-- Opening Marker --
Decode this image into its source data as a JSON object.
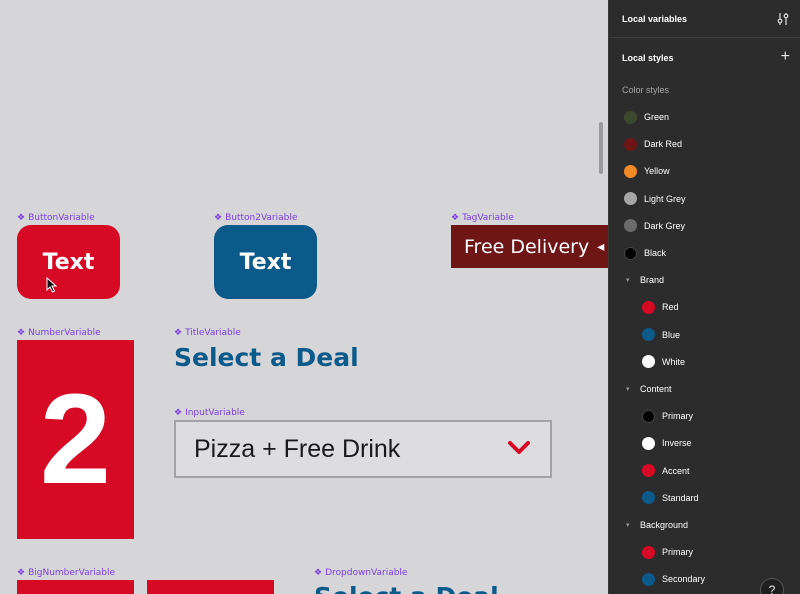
{
  "canvas": {
    "components": [
      {
        "label": "ButtonVariable"
      },
      {
        "label": "Button2Variable"
      },
      {
        "label": "TagVariable"
      },
      {
        "label": "NumberVariable"
      },
      {
        "label": "TitleVariable"
      },
      {
        "label": "InputVariable"
      },
      {
        "label": "BigNumberVariable"
      },
      {
        "label": "DropdownVariable"
      }
    ],
    "button1_text": "Text",
    "button2_text": "Text",
    "tag_text": "Free Delivery",
    "number_text": "2",
    "title_text": "Select a Deal",
    "dropdown_value": "Pizza + Free Drink",
    "dropdown_title_partial": "Select a Deal",
    "component_icon": "component-diamond-icon"
  },
  "panel": {
    "local_variables": "Local variables",
    "local_styles": "Local styles",
    "color_styles": "Color styles",
    "styles": [
      {
        "name": "Green",
        "color": "#3b4a2e"
      },
      {
        "name": "Dark Red",
        "color": "#6e1616"
      },
      {
        "name": "Yellow",
        "color": "#f08a24"
      },
      {
        "name": "Light Grey",
        "color": "#a6a6a6"
      },
      {
        "name": "Dark Grey",
        "color": "#6a6a6a"
      },
      {
        "name": "Black",
        "color": "#000000"
      }
    ],
    "groups": [
      {
        "name": "Brand",
        "items": [
          {
            "name": "Red",
            "color": "#d70a25"
          },
          {
            "name": "Blue",
            "color": "#0b5a8a"
          },
          {
            "name": "White",
            "color": "#ffffff"
          }
        ]
      },
      {
        "name": "Content",
        "items": [
          {
            "name": "Primary",
            "color": "#000000"
          },
          {
            "name": "Inverse",
            "color": "#ffffff"
          },
          {
            "name": "Accent",
            "color": "#d70a25"
          },
          {
            "name": "Standard",
            "color": "#0b5a8a"
          }
        ]
      },
      {
        "name": "Background",
        "items": [
          {
            "name": "Primary",
            "color": "#d70a25"
          },
          {
            "name": "Secondary",
            "color": "#0b5a8a"
          }
        ]
      }
    ],
    "help_label": "?"
  }
}
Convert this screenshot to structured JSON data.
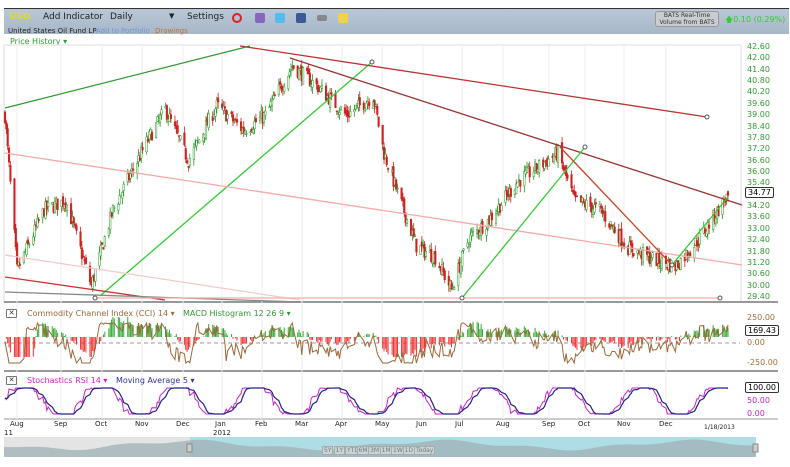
{
  "toolbar": {
    "symbol": "USO",
    "add_indicator": "Add Indicator",
    "interval": "Daily",
    "settings": "Settings",
    "company": "United States Oil Fund LP",
    "add_portfolio": "Add to Portfolio",
    "drawings": "Drawings",
    "bats_line1": "BATS Real-Time",
    "bats_line2": "Volume from BATS",
    "change": "0.10 (0.29%)",
    "icons": [
      "alarm-clock-icon",
      "books-icon",
      "twitter-icon",
      "facebook-icon",
      "camera-icon",
      "note-icon"
    ]
  },
  "price_panel": {
    "title": "Price History",
    "last_price": "34.77",
    "y_ticks": [
      "42.60",
      "42.00",
      "41.40",
      "40.80",
      "40.20",
      "39.60",
      "39.00",
      "38.40",
      "37.80",
      "37.20",
      "36.60",
      "36.00",
      "35.40",
      "34.20",
      "33.60",
      "33.00",
      "32.40",
      "31.80",
      "31.20",
      "30.60",
      "30.00",
      "29.40"
    ]
  },
  "cci_panel": {
    "title": "Commodity Channel Index (CCI) 14",
    "title2": "MACD Histogram 12 26 9",
    "last_value": "169.43",
    "y_ticks": [
      "250.00",
      "0.00",
      "-250.00"
    ]
  },
  "stoch_panel": {
    "title": "Stochastics RSI 14",
    "title2": "Moving Average 5",
    "last_value": "100.00",
    "y_ticks": [
      "50.00",
      "0.00"
    ]
  },
  "x_axis": {
    "months": [
      "Aug",
      "Sep",
      "Oct",
      "Nov",
      "Dec",
      "Jan",
      "Feb",
      "Mar",
      "Apr",
      "May",
      "Jun",
      "Jul",
      "Aug",
      "Sep",
      "Oct",
      "Nov",
      "Dec"
    ],
    "year_start": "11",
    "year_2012": "2012",
    "end_date": "1/18/2013"
  },
  "navigator": {
    "ranges": [
      "5Y",
      "1Y",
      "YTD",
      "6M",
      "3M",
      "1M",
      "1W",
      "1D",
      "Today"
    ]
  },
  "chart_data": {
    "type": "candlestick",
    "ylim": [
      29.4,
      42.6
    ],
    "approx_closes": [
      [
        "2011-08-01",
        39.0
      ],
      [
        "2011-08-10",
        30.8
      ],
      [
        "2011-08-30",
        34.0
      ],
      [
        "2011-09-15",
        34.5
      ],
      [
        "2011-10-04",
        30.0
      ],
      [
        "2011-10-20",
        34.0
      ],
      [
        "2011-11-15",
        37.7
      ],
      [
        "2011-11-28",
        39.3
      ],
      [
        "2011-12-15",
        36.6
      ],
      [
        "2012-01-05",
        39.5
      ],
      [
        "2012-01-25",
        38.2
      ],
      [
        "2012-02-10",
        39.0
      ],
      [
        "2012-03-01",
        41.6
      ],
      [
        "2012-03-20",
        40.5
      ],
      [
        "2012-04-10",
        39.0
      ],
      [
        "2012-04-30",
        40.0
      ],
      [
        "2012-05-08",
        37.0
      ],
      [
        "2012-05-20",
        34.5
      ],
      [
        "2012-06-01",
        32.1
      ],
      [
        "2012-06-15",
        31.5
      ],
      [
        "2012-06-27",
        29.8
      ],
      [
        "2012-07-10",
        32.5
      ],
      [
        "2012-07-25",
        33.5
      ],
      [
        "2012-08-15",
        35.5
      ],
      [
        "2012-09-14",
        37.0
      ],
      [
        "2012-09-26",
        34.5
      ],
      [
        "2012-10-15",
        34.0
      ],
      [
        "2012-11-05",
        32.0
      ],
      [
        "2012-11-20",
        31.5
      ],
      [
        "2012-12-10",
        31.0
      ],
      [
        "2012-12-28",
        32.5
      ],
      [
        "2013-01-18",
        34.77
      ]
    ]
  },
  "colors": {
    "up": "#229922",
    "down": "#cc2222",
    "cci": "#9a6a3a",
    "stoch": "#cc22cc",
    "ma": "#222288"
  }
}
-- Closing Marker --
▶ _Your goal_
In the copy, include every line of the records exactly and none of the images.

▶ _Exercise response_
Decode this image into its source data as a JSON object.
{
  "canvas": {
    "components": [
      {
        "label": "ButtonVariable"
      },
      {
        "label": "Button2Variable"
      },
      {
        "label": "TagVariable"
      },
      {
        "label": "NumberVariable"
      },
      {
        "label": "TitleVariable"
      },
      {
        "label": "InputVariable"
      },
      {
        "label": "BigNumberVariable"
      },
      {
        "label": "DropdownVariable"
      }
    ],
    "button1_text": "Text",
    "button2_text": "Text",
    "tag_text": "Free Delivery",
    "number_text": "2",
    "title_text": "Select a Deal",
    "dropdown_value": "Pizza + Free Drink",
    "dropdown_title_partial": "Select a Deal",
    "component_icon": "component-diamond-icon"
  },
  "panel": {
    "local_variables": "Local variables",
    "local_styles": "Local styles",
    "color_styles": "Color styles",
    "styles": [
      {
        "name": "Green",
        "color": "#3b4a2e"
      },
      {
        "name": "Dark Red",
        "color": "#6e1616"
      },
      {
        "name": "Yellow",
        "color": "#f08a24"
      },
      {
        "name": "Light Grey",
        "color": "#a6a6a6"
      },
      {
        "name": "Dark Grey",
        "color": "#6a6a6a"
      },
      {
        "name": "Black",
        "color": "#000000"
      }
    ],
    "groups": [
      {
        "name": "Brand",
        "items": [
          {
            "name": "Red",
            "color": "#d70a25"
          },
          {
            "name": "Blue",
            "color": "#0b5a8a"
          },
          {
            "name": "White",
            "color": "#ffffff"
          }
        ]
      },
      {
        "name": "Content",
        "items": [
          {
            "name": "Primary",
            "color": "#000000"
          },
          {
            "name": "Inverse",
            "color": "#ffffff"
          },
          {
            "name": "Accent",
            "color": "#d70a25"
          },
          {
            "name": "Standard",
            "color": "#0b5a8a"
          }
        ]
      },
      {
        "name": "Background",
        "items": [
          {
            "name": "Primary",
            "color": "#d70a25"
          },
          {
            "name": "Secondary",
            "color": "#0b5a8a"
          }
        ]
      }
    ],
    "help_label": "?"
  }
}
Convert this screenshot to structured JSON data.
{
  "toolbar": {
    "symbol": "USO",
    "add_indicator": "Add Indicator",
    "interval": "Daily",
    "settings": "Settings",
    "company": "United States Oil Fund LP",
    "add_portfolio": "Add to Portfolio",
    "drawings": "Drawings",
    "bats_line1": "BATS Real-Time",
    "bats_line2": "Volume from BATS",
    "change": "0.10 (0.29%)",
    "icons": [
      "alarm-clock-icon",
      "books-icon",
      "twitter-icon",
      "facebook-icon",
      "camera-icon",
      "note-icon"
    ]
  },
  "price_panel": {
    "title": "Price History",
    "last_price": "34.77",
    "y_ticks": [
      "42.60",
      "42.00",
      "41.40",
      "40.80",
      "40.20",
      "39.60",
      "39.00",
      "38.40",
      "37.80",
      "37.20",
      "36.60",
      "36.00",
      "35.40",
      "34.20",
      "33.60",
      "33.00",
      "32.40",
      "31.80",
      "31.20",
      "30.60",
      "30.00",
      "29.40"
    ]
  },
  "cci_panel": {
    "title": "Commodity Channel Index (CCI) 14",
    "title2": "MACD Histogram 12 26 9",
    "last_value": "169.43",
    "y_ticks": [
      "250.00",
      "0.00",
      "-250.00"
    ]
  },
  "stoch_panel": {
    "title": "Stochastics RSI 14",
    "title2": "Moving Average 5",
    "last_value": "100.00",
    "y_ticks": [
      "50.00",
      "0.00"
    ]
  },
  "x_axis": {
    "months": [
      "Aug",
      "Sep",
      "Oct",
      "Nov",
      "Dec",
      "Jan",
      "Feb",
      "Mar",
      "Apr",
      "May",
      "Jun",
      "Jul",
      "Aug",
      "Sep",
      "Oct",
      "Nov",
      "Dec"
    ],
    "year_start": "11",
    "year_2012": "2012",
    "end_date": "1/18/2013"
  },
  "navigator": {
    "ranges": [
      "5Y",
      "1Y",
      "YTD",
      "6M",
      "3M",
      "1M",
      "1W",
      "1D",
      "Today"
    ]
  },
  "chart_data": {
    "type": "candlestick",
    "ylim": [
      29.4,
      42.6
    ],
    "approx_closes": [
      [
        "2011-08-01",
        39.0
      ],
      [
        "2011-08-10",
        30.8
      ],
      [
        "2011-08-30",
        34.0
      ],
      [
        "2011-09-15",
        34.5
      ],
      [
        "2011-10-04",
        30.0
      ],
      [
        "2011-10-20",
        34.0
      ],
      [
        "2011-11-15",
        37.7
      ],
      [
        "2011-11-28",
        39.3
      ],
      [
        "2011-12-15",
        36.6
      ],
      [
        "2012-01-05",
        39.5
      ],
      [
        "2012-01-25",
        38.2
      ],
      [
        "2012-02-10",
        39.0
      ],
      [
        "2012-03-01",
        41.6
      ],
      [
        "2012-03-20",
        40.5
      ],
      [
        "2012-04-10",
        39.0
      ],
      [
        "2012-04-30",
        40.0
      ],
      [
        "2012-05-08",
        37.0
      ],
      [
        "2012-05-20",
        34.5
      ],
      [
        "2012-06-01",
        32.1
      ],
      [
        "2012-06-15",
        31.5
      ],
      [
        "2012-06-27",
        29.8
      ],
      [
        "2012-07-10",
        32.5
      ],
      [
        "2012-07-25",
        33.5
      ],
      [
        "2012-08-15",
        35.5
      ],
      [
        "2012-09-14",
        37.0
      ],
      [
        "2012-09-26",
        34.5
      ],
      [
        "2012-10-15",
        34.0
      ],
      [
        "2012-11-05",
        32.0
      ],
      [
        "2012-11-20",
        31.5
      ],
      [
        "2012-12-10",
        31.0
      ],
      [
        "2012-12-28",
        32.5
      ],
      [
        "2013-01-18",
        34.77
      ]
    ]
  },
  "colors": {
    "up": "#229922",
    "down": "#cc2222",
    "cci": "#9a6a3a",
    "stoch": "#cc22cc",
    "ma": "#222288"
  }
}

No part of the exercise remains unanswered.